Task statement:
Answer with the number of lines in the records that contain "data" and with nothing else.

^^^^

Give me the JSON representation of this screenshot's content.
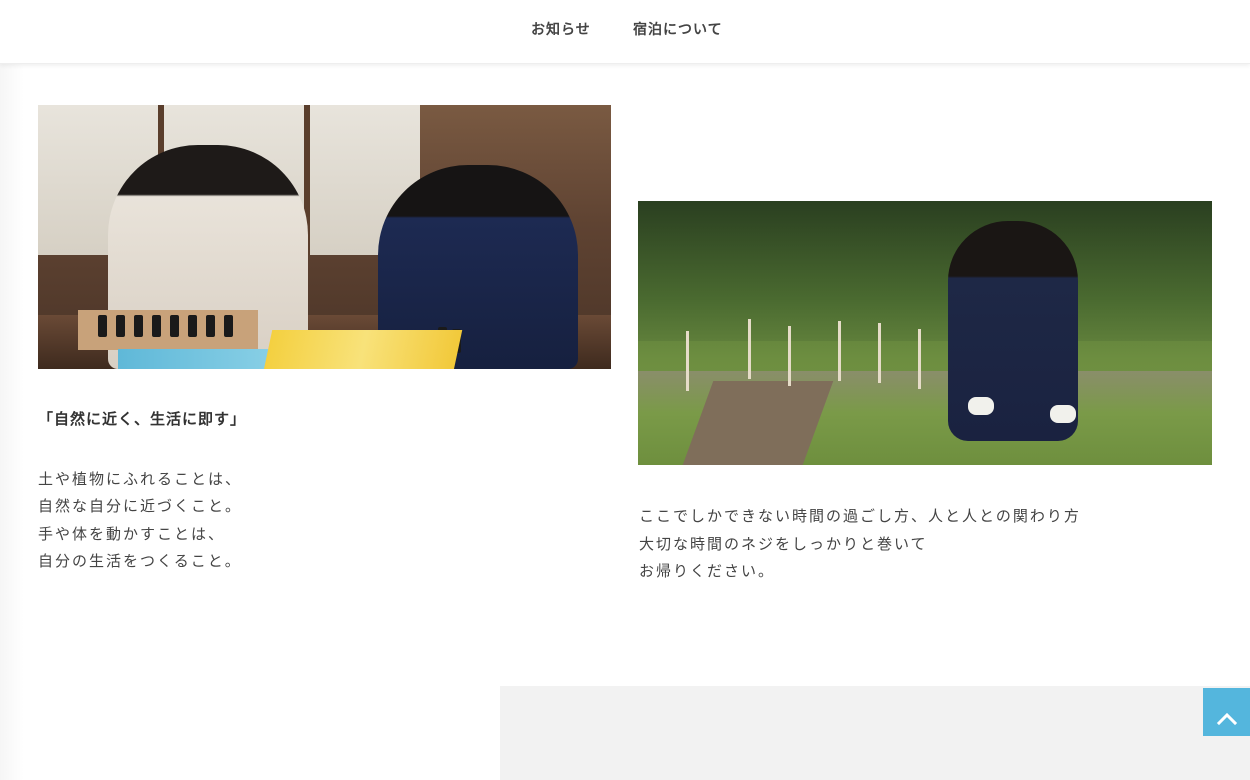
{
  "nav": {
    "items": [
      {
        "label": "お知らせ"
      },
      {
        "label": "宿泊について"
      }
    ]
  },
  "sections": {
    "left": {
      "heading": "「自然に近く、生活に即す」",
      "lines": [
        "土や植物にふれることは、",
        "自然な自分に近づくこと。",
        "手や体を動かすことは、",
        "自分の生活をつくること。"
      ]
    },
    "right": {
      "lines": [
        "ここでしかできない時間の過ごし方、人と人との関わり方",
        "大切な時間のネジをしっかりと巻いて",
        "お帰りください。"
      ]
    }
  },
  "back_to_top": {
    "icon": "chevron-up-icon"
  },
  "colors": {
    "accent": "#54b6dd",
    "text": "#333333",
    "panel": "#f2f2f2"
  }
}
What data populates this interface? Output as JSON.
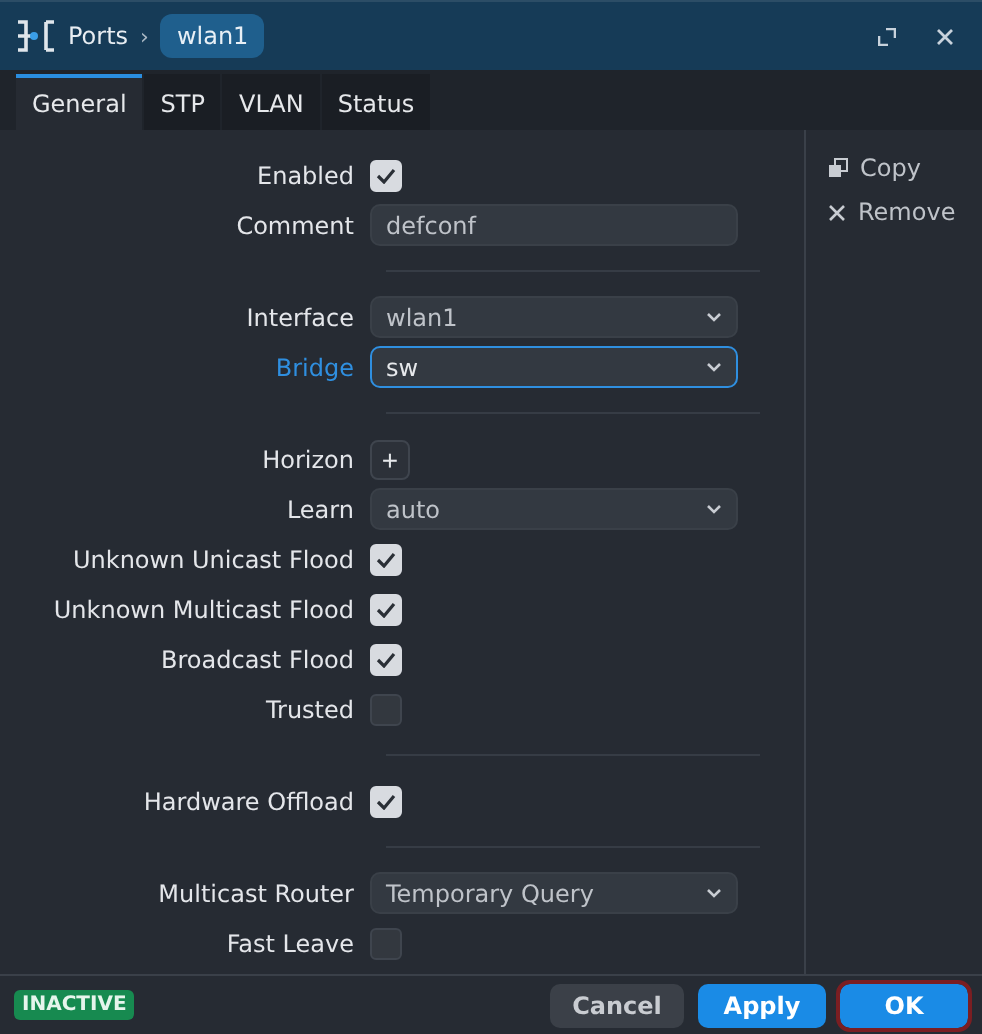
{
  "title_bar": {
    "section": "Ports",
    "separator": "›",
    "item": "wlan1"
  },
  "tabs": [
    {
      "label": "General",
      "selected": true
    },
    {
      "label": "STP",
      "selected": false
    },
    {
      "label": "VLAN",
      "selected": false
    },
    {
      "label": "Status",
      "selected": false
    }
  ],
  "fields": [
    {
      "kind": "checkbox",
      "label": "Enabled",
      "checked": true
    },
    {
      "kind": "text",
      "label": "Comment",
      "value": "defconf"
    },
    {
      "kind": "separator"
    },
    {
      "kind": "select",
      "label": "Interface",
      "value": "wlan1",
      "focused": false
    },
    {
      "kind": "select",
      "label": "Bridge",
      "value": "sw",
      "focused": true
    },
    {
      "kind": "separator"
    },
    {
      "kind": "add",
      "label": "Horizon",
      "symbol": "+"
    },
    {
      "kind": "select",
      "label": "Learn",
      "value": "auto",
      "focused": false
    },
    {
      "kind": "checkbox",
      "label": "Unknown Unicast Flood",
      "checked": true
    },
    {
      "kind": "checkbox",
      "label": "Unknown Multicast Flood",
      "checked": true
    },
    {
      "kind": "checkbox",
      "label": "Broadcast Flood",
      "checked": true
    },
    {
      "kind": "checkbox",
      "label": "Trusted",
      "checked": false
    },
    {
      "kind": "separator"
    },
    {
      "kind": "checkbox",
      "label": "Hardware Offload",
      "checked": true
    },
    {
      "kind": "separator"
    },
    {
      "kind": "select",
      "label": "Multicast Router",
      "value": "Temporary Query",
      "focused": false
    },
    {
      "kind": "checkbox",
      "label": "Fast Leave",
      "checked": false
    }
  ],
  "actions": [
    {
      "kind": "copy",
      "label": "Copy"
    },
    {
      "kind": "remove",
      "label": "Remove"
    }
  ],
  "status_badge": "INACTIVE",
  "buttons": [
    {
      "label": "Cancel",
      "kind": "secondary",
      "focused": false
    },
    {
      "label": "Apply",
      "kind": "primary",
      "focused": false
    },
    {
      "label": "OK",
      "kind": "primary",
      "focused": true
    }
  ]
}
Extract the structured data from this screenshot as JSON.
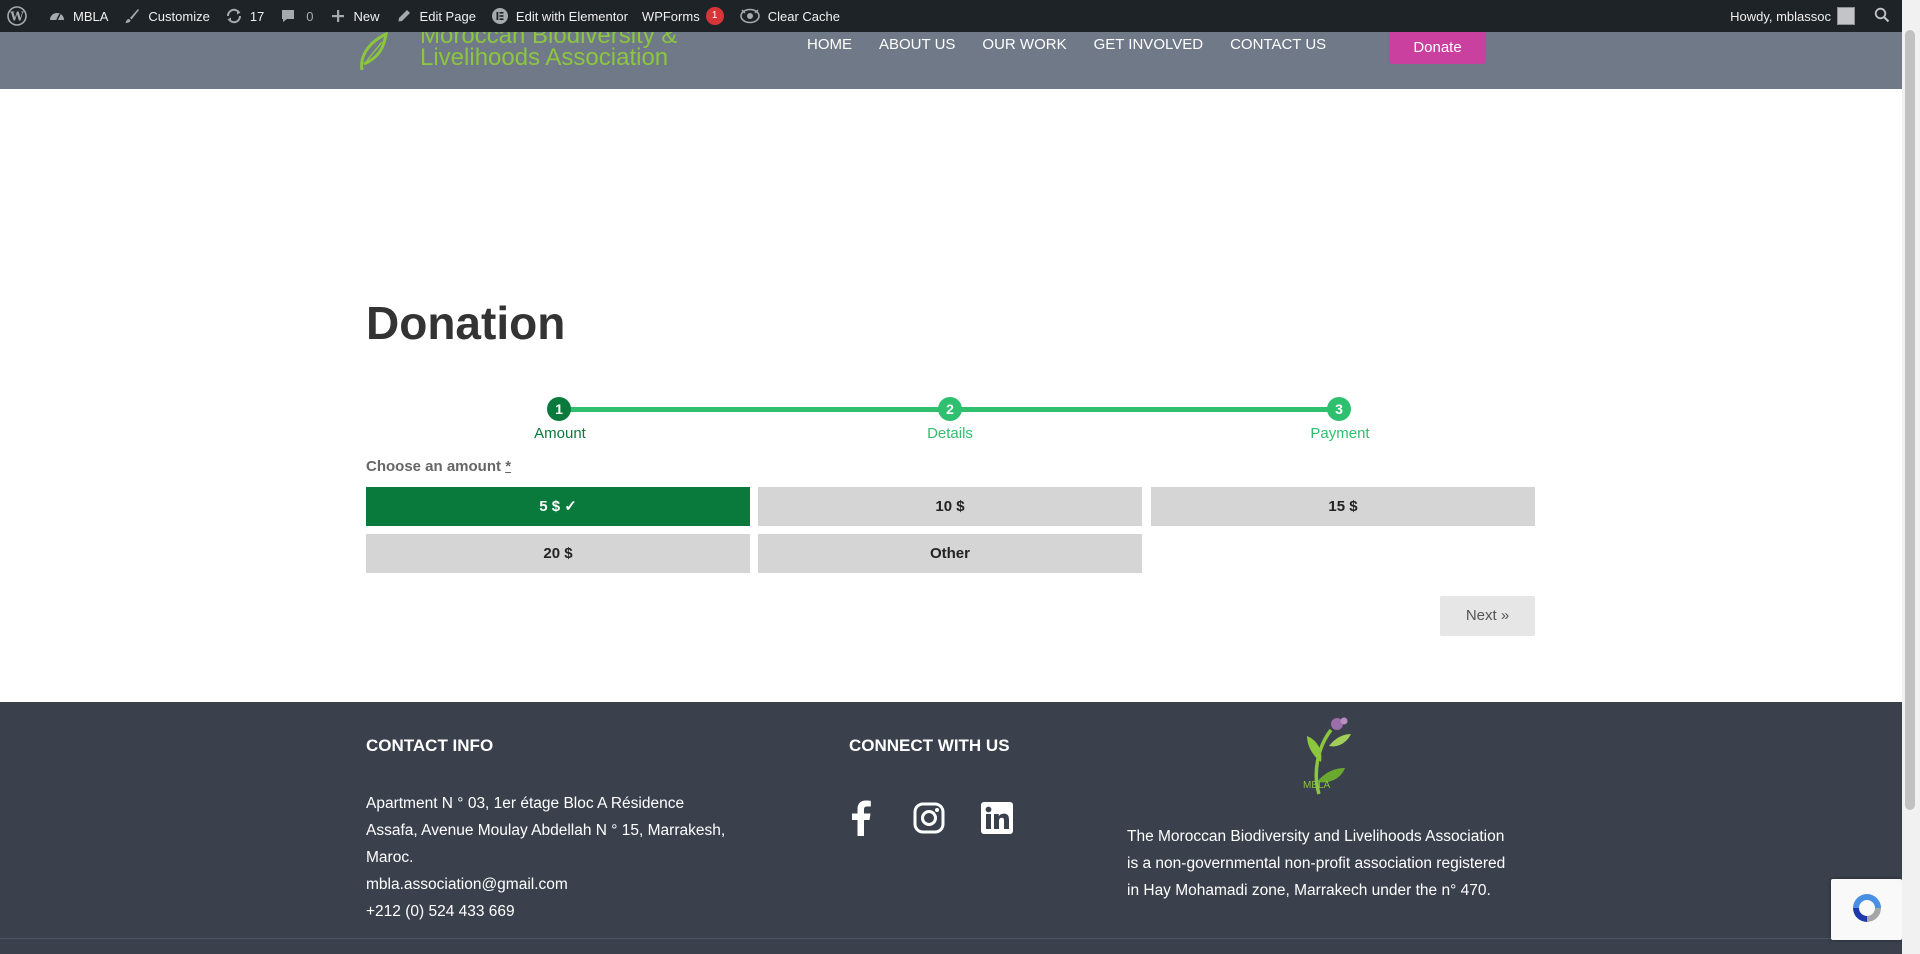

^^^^

Task result:
2